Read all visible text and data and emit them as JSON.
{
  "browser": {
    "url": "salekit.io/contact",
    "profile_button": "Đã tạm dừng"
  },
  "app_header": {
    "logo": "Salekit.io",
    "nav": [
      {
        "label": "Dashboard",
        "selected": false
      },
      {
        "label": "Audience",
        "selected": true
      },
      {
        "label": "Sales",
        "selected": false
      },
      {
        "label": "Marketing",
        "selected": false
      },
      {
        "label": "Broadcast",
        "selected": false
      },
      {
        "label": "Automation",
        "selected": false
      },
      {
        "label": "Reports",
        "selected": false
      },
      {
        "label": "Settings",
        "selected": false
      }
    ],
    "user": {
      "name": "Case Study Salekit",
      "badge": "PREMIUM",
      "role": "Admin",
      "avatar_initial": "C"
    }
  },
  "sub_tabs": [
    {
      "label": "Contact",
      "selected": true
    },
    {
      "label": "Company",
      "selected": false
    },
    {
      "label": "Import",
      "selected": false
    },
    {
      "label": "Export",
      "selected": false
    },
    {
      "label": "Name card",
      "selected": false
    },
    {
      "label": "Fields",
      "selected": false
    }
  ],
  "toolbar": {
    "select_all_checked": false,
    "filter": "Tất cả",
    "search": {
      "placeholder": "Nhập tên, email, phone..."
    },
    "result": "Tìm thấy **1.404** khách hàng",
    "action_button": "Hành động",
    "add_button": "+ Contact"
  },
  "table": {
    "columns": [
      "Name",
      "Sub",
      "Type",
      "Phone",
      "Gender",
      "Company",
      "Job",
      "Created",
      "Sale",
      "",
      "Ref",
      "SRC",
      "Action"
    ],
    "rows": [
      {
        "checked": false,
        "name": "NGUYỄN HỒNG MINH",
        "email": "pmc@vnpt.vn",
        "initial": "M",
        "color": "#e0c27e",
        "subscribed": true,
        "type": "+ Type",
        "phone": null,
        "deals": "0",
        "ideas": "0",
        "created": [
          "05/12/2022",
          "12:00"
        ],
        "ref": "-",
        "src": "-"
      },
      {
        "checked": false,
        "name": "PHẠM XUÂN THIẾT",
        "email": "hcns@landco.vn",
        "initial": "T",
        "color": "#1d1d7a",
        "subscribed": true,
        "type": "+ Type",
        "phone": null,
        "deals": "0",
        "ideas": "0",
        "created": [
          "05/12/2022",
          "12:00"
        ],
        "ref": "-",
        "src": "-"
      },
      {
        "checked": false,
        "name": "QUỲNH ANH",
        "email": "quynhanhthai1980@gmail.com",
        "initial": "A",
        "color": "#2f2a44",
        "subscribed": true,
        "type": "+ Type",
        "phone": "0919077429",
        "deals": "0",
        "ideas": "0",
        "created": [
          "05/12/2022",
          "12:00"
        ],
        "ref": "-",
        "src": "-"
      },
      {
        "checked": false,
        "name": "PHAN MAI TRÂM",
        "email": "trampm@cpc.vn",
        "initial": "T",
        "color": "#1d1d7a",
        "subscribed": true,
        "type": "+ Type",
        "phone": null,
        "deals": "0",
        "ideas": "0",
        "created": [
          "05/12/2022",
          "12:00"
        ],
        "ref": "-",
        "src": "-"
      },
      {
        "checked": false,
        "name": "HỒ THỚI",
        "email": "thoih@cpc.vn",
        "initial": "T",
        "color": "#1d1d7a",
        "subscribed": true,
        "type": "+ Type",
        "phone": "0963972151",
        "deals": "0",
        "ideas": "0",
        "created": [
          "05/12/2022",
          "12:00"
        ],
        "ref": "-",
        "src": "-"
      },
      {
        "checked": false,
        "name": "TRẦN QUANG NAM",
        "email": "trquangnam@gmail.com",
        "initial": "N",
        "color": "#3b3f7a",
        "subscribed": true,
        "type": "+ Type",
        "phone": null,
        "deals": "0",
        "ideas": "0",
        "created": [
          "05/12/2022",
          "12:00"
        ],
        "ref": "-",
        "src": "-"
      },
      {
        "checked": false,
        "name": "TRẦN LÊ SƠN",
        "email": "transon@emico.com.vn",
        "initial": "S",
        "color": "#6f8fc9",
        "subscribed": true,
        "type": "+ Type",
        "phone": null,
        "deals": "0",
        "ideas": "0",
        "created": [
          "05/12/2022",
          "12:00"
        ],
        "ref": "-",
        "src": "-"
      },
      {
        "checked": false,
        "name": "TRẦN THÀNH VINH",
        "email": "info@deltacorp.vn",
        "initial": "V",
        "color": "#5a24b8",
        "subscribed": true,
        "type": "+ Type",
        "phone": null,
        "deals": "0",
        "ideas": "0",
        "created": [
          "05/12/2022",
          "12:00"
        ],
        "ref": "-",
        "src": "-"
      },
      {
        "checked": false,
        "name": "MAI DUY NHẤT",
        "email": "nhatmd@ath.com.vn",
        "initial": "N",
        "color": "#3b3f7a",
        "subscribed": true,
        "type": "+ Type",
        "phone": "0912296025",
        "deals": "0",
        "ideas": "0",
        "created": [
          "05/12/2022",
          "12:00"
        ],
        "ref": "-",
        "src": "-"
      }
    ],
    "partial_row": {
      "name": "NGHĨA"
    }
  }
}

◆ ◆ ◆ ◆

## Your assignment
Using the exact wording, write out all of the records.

## Exercise solution
Read all visible text and data and emit them as JSON.
{
  "browser": {
    "url": "salekit.io/contact",
    "profile_button": "Đã tạm dừng"
  },
  "app_header": {
    "logo": "Salekit.io",
    "nav": [
      {
        "label": "Dashboard",
        "selected": false
      },
      {
        "label": "Audience",
        "selected": true
      },
      {
        "label": "Sales",
        "selected": false
      },
      {
        "label": "Marketing",
        "selected": false
      },
      {
        "label": "Broadcast",
        "selected": false
      },
      {
        "label": "Automation",
        "selected": false
      },
      {
        "label": "Reports",
        "selected": false
      },
      {
        "label": "Settings",
        "selected": false
      }
    ],
    "user": {
      "name": "Case Study Salekit",
      "badge": "PREMIUM",
      "role": "Admin",
      "avatar_initial": "C"
    }
  },
  "sub_tabs": [
    {
      "label": "Contact",
      "selected": true
    },
    {
      "label": "Company",
      "selected": false
    },
    {
      "label": "Import",
      "selected": false
    },
    {
      "label": "Export",
      "selected": false
    },
    {
      "label": "Name card",
      "selected": false
    },
    {
      "label": "Fields",
      "selected": false
    }
  ],
  "toolbar": {
    "select_all_checked": false,
    "filter": "Tất cả",
    "search": {
      "placeholder": "Nhập tên, email, phone..."
    },
    "result": "Tìm thấy **1.404** khách hàng",
    "action_button": "Hành động",
    "add_button": "+ Contact"
  },
  "table": {
    "columns": [
      "Name",
      "Sub",
      "Type",
      "Phone",
      "Gender",
      "Company",
      "Job",
      "Created",
      "Sale",
      "",
      "Ref",
      "SRC",
      "Action"
    ],
    "rows": [
      {
        "checked": false,
        "name": "NGUYỄN HỒNG MINH",
        "email": "pmc@vnpt.vn",
        "initial": "M",
        "color": "#e0c27e",
        "subscribed": true,
        "type": "+ Type",
        "phone": null,
        "deals": "0",
        "ideas": "0",
        "created": [
          "05/12/2022",
          "12:00"
        ],
        "ref": "-",
        "src": "-"
      },
      {
        "checked": false,
        "name": "PHẠM XUÂN THIẾT",
        "email": "hcns@landco.vn",
        "initial": "T",
        "color": "#1d1d7a",
        "subscribed": true,
        "type": "+ Type",
        "phone": null,
        "deals": "0",
        "ideas": "0",
        "created": [
          "05/12/2022",
          "12:00"
        ],
        "ref": "-",
        "src": "-"
      },
      {
        "checked": false,
        "name": "QUỲNH ANH",
        "email": "quynhanhthai1980@gmail.com",
        "initial": "A",
        "color": "#2f2a44",
        "subscribed": true,
        "type": "+ Type",
        "phone": "0919077429",
        "deals": "0",
        "ideas": "0",
        "created": [
          "05/12/2022",
          "12:00"
        ],
        "ref": "-",
        "src": "-"
      },
      {
        "checked": false,
        "name": "PHAN MAI TRÂM",
        "email": "trampm@cpc.vn",
        "initial": "T",
        "color": "#1d1d7a",
        "subscribed": true,
        "type": "+ Type",
        "phone": null,
        "deals": "0",
        "ideas": "0",
        "created": [
          "05/12/2022",
          "12:00"
        ],
        "ref": "-",
        "src": "-"
      },
      {
        "checked": false,
        "name": "HỒ THỚI",
        "email": "thoih@cpc.vn",
        "initial": "T",
        "color": "#1d1d7a",
        "subscribed": true,
        "type": "+ Type",
        "phone": "0963972151",
        "deals": "0",
        "ideas": "0",
        "created": [
          "05/12/2022",
          "12:00"
        ],
        "ref": "-",
        "src": "-"
      },
      {
        "checked": false,
        "name": "TRẦN QUANG NAM",
        "email": "trquangnam@gmail.com",
        "initial": "N",
        "color": "#3b3f7a",
        "subscribed": true,
        "type": "+ Type",
        "phone": null,
        "deals": "0",
        "ideas": "0",
        "created": [
          "05/12/2022",
          "12:00"
        ],
        "ref": "-",
        "src": "-"
      },
      {
        "checked": false,
        "name": "TRẦN LÊ SƠN",
        "email": "transon@emico.com.vn",
        "initial": "S",
        "color": "#6f8fc9",
        "subscribed": true,
        "type": "+ Type",
        "phone": null,
        "deals": "0",
        "ideas": "0",
        "created": [
          "05/12/2022",
          "12:00"
        ],
        "ref": "-",
        "src": "-"
      },
      {
        "checked": false,
        "name": "TRẦN THÀNH VINH",
        "email": "info@deltacorp.vn",
        "initial": "V",
        "color": "#5a24b8",
        "subscribed": true,
        "type": "+ Type",
        "phone": null,
        "deals": "0",
        "ideas": "0",
        "created": [
          "05/12/2022",
          "12:00"
        ],
        "ref": "-",
        "src": "-"
      },
      {
        "checked": false,
        "name": "MAI DUY NHẤT",
        "email": "nhatmd@ath.com.vn",
        "initial": "N",
        "color": "#3b3f7a",
        "subscribed": true,
        "type": "+ Type",
        "phone": "0912296025",
        "deals": "0",
        "ideas": "0",
        "created": [
          "05/12/2022",
          "12:00"
        ],
        "ref": "-",
        "src": "-"
      }
    ],
    "partial_row": {
      "name": "NGHĨA"
    }
  }
}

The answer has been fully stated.